Data records for software interfaces
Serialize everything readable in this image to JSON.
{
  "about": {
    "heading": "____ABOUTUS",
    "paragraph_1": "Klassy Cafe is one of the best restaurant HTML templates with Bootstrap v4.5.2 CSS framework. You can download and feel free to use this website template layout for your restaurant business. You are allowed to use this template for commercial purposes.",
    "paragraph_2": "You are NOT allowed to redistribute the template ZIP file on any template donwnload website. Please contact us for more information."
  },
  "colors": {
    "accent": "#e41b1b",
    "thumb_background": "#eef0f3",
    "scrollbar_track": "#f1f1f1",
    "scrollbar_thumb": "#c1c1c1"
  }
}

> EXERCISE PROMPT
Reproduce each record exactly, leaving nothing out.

> WRITTEN SOLUTION
Serialize everything readable in this image to JSON.
{
  "about": {
    "heading": "____ABOUTUS",
    "paragraph_1": "Klassy Cafe is one of the best restaurant HTML templates with Bootstrap v4.5.2 CSS framework. You can download and feel free to use this website template layout for your restaurant business. You are allowed to use this template for commercial purposes.",
    "paragraph_2": "You are NOT allowed to redistribute the template ZIP file on any template donwnload website. Please contact us for more information."
  },
  "colors": {
    "accent": "#e41b1b",
    "thumb_background": "#eef0f3",
    "scrollbar_track": "#f1f1f1",
    "scrollbar_thumb": "#c1c1c1"
  }
}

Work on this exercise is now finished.